The HUD symbology will change when the gear is down. The AOA bracket and the minus 2.5° dashed pitch line will be displayed. The heading tape will switch to the top of the HUD.

Note also the inverted V on the heading tape. This cue gives you the wind corrected heading you need to steer to maintain the desired approach course. So if you have the CMD STRG cue under the FPM and the V centred on the heading tape, your nose should be crabbed into the wind just the right amount to maintain ground track along the approach course centreline to the runway.

In such situations the HUD can become crowded with information. You can declutter it with the UNCAGE button on the throttle. It will remove some of the symbology on the HUD to give you a cleaner look at your aim point on the runway. The problem is that it will also remove the ILS bars so you can see the FPM and the AoA staple and the runway a little more clearly. The declutter will cancel itself with Weight On Wheels if you don't proactively toggle the declutter off again yourself.

Training Mission

Kwangju approach plate

Click on the link below to download a training mission about IFR landings using the ILS :
https://www.dropbox.com/s/8re3g4giai4tigy/UOAF_IFR_Landings_V1.zip?dl=0

There is two packages in this mission. One with a F16 and the other one with a F18 this way you can practice on the carrier too.
In both cases you're taking off in good weather condition. On your way to your destination you'll see the weather getting bad. You can either stay around your actual airbase to practice ILS landing in good weather or go to Kwangju where the weather is pretty bad Low clouds and visibility but calm winds (5kts from the 210°)

F16 ILS landing

For the purpose of this training we'll use the approach plate of the runway 20 at Kwangju
approach plates are located in Falcon BMS 4.33\Docs\Airport Approach & Navigation Charts)

The title let us know that we're looking at the plate of the RWY 20 at Kwangju AB and RWY 20 only ! (The opposite runway will use an other plate.)
Many important information are located in the header :

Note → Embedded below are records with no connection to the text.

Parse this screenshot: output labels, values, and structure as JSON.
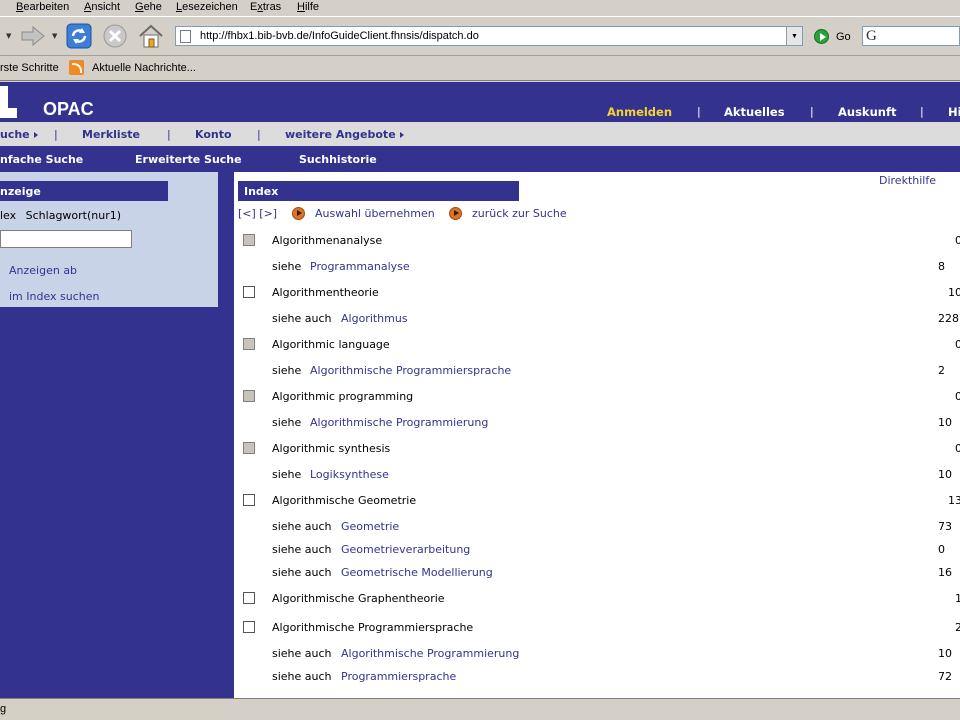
{
  "menubar": {
    "items": [
      {
        "pre": "",
        "key": "B",
        "post": "earbeiten"
      },
      {
        "pre": "",
        "key": "A",
        "post": "nsicht"
      },
      {
        "pre": "",
        "key": "G",
        "post": "ehe"
      },
      {
        "pre": "",
        "key": "L",
        "post": "esezeichen"
      },
      {
        "pre": "E",
        "key": "x",
        "post": "tras"
      },
      {
        "pre": "",
        "key": "H",
        "post": "ilfe"
      }
    ]
  },
  "browser": {
    "url": "http://fhbx1.bib-bvb.de/InfoGuideClient.fhnsis/dispatch.do",
    "go_label": "Go",
    "search_glyph": "G"
  },
  "bookmarks": {
    "first": "rste Schritte",
    "second": "Aktuelle Nachrichte..."
  },
  "header": {
    "title": "OPAC",
    "nav": [
      "Anmelden",
      "Aktuelles",
      "Auskunft",
      "Hi"
    ]
  },
  "subnav1": {
    "items": [
      "uche",
      "Merkliste",
      "Konto",
      "weitere Angebote"
    ]
  },
  "subnav2": {
    "items": [
      "nfache Suche",
      "Erweiterte Suche",
      "Suchhistorie"
    ]
  },
  "left_panel": {
    "heading": "nzeige",
    "index_label": "lex",
    "index_value": "Schlagwort(nur1)",
    "input_value": "",
    "link_show": "Anzeigen ab",
    "link_search": "im Index suchen"
  },
  "content": {
    "help_link": "Direkthilfe",
    "heading": "Index",
    "prev_next": "[<] [>]",
    "apply_label": "Auswahl übernehmen",
    "back_label": "zurück zur Suche"
  },
  "entries": [
    {
      "type": "term",
      "checkbox": "grey",
      "label": "Algorithmenanalyse",
      "count": "0"
    },
    {
      "type": "see",
      "prefix": "siehe",
      "link": "Programmanalyse",
      "count": "8"
    },
    {
      "type": "term",
      "checkbox": "white",
      "label": "Algorithmentheorie",
      "count": "10"
    },
    {
      "type": "see",
      "prefix": "siehe auch",
      "link": "Algorithmus",
      "count": "228"
    },
    {
      "type": "term",
      "checkbox": "grey",
      "label": "Algorithmic language",
      "count": "0"
    },
    {
      "type": "see",
      "prefix": "siehe",
      "link": "Algorithmische Programmiersprache",
      "count": "2"
    },
    {
      "type": "term",
      "checkbox": "grey",
      "label": "Algorithmic programming",
      "count": "0"
    },
    {
      "type": "see",
      "prefix": "siehe",
      "link": "Algorithmische Programmierung",
      "count": "10"
    },
    {
      "type": "term",
      "checkbox": "grey",
      "label": "Algorithmic synthesis",
      "count": "0"
    },
    {
      "type": "see",
      "prefix": "siehe",
      "link": "Logiksynthese",
      "count": "10"
    },
    {
      "type": "term",
      "checkbox": "white",
      "label": "Algorithmische Geometrie",
      "count": "13"
    },
    {
      "type": "see",
      "prefix": "siehe auch",
      "link": "Geometrie",
      "count": "73"
    },
    {
      "type": "see",
      "prefix": "siehe auch",
      "link": "Geometrieverarbeitung",
      "count": "0"
    },
    {
      "type": "see",
      "prefix": "siehe auch",
      "link": "Geometrische Modellierung",
      "count": "16"
    },
    {
      "type": "term",
      "checkbox": "white",
      "label": "Algorithmische Graphentheorie",
      "count": "1"
    },
    {
      "type": "term",
      "checkbox": "white",
      "label": "Algorithmische Programmiersprache",
      "count": "2"
    },
    {
      "type": "see",
      "prefix": "siehe auch",
      "link": "Algorithmische Programmierung",
      "count": "10"
    },
    {
      "type": "see",
      "prefix": "siehe auch",
      "link": "Programmiersprache",
      "count": "72"
    }
  ],
  "status": {
    "text": "g"
  },
  "colors": {
    "brand": "#33338f",
    "active_nav": "#f6d334",
    "panel": "#c9d3e8"
  }
}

  • TACAN (frequency of the AB TACAN) be advised BMS does not feature ILSDME, so distance is never to the ILS, but to the TACAN or the active steerpoint.
  • TWR : radio frequency of the Tower (UHF and VHF)
  • ILS : Frequency of the ILS
  • ILS DA(H) : Decision Altitude(Height) In our case if we don't have visual on the runway at 200 ft AGL we'll conduct a missed approach procedure.
  • LOC : Localizer heading. This is what you will use as CRS in the T-ILS page.
  • MSA : Minimum Safe Altitude. It gives a topside view of a circle of fixed radius centred on the relevant tacan with safe altitude (MSL) according to quadrants limited by arrival headings. On this example, pilots should notice that the minimal safe altitude is 4900 ft in a radius of 25 Nm of KWA TCN.
  • PAPI - ALSF-1 gives information about the ALS (Approach Lighting System) for that runway and in the case of Papi, the side where the PAPI is located is also given (here PAPI LEFT)

During the training fly to the steerpoint 3 (which is JADOO an IAF holding pattern) at an altitude of 7000 ft then you just have to follow the plate:

  • Fly bearing 235° until DME 12 and start your descent (you should be at 4000 ft at DME12)
  • Start a 12 Nm DME arc at 4000 ft and start to turn left to the RWY passing the R-030° of Kwangju TCN (switch your HSI to TCN/ILS mode)
  • You should now fly to bearing 200°. Adjust your altitude to 2000 ft before DME 9 to intercept the Localizer first and then the Glideslope. We always intercept a glideslope from below to avoid diving to chase it.(Aim for a speed of no more than 220 kts at that time)
  • Now that you have intercepted the glideslope wait for it to centre on the ADI and at that precise time, lower the landing gear and get on the correct speed for landing which usually is around 140 kts but depends on your weight.
  • Final guidance is made by following the steering cues and the AOA indicator until you're able so see the runway. As soon as you're visual you can declutter your HUD using the UNCAGE button to remove DED data and steering cues. If you're reaching the minimums (310 ft or 200 ft AGL) before being able to see the runway then go around and try an other approach or divert to your alternate.

F18 carrier ILS landing

Case III approach used during IFR

Work In progress ;)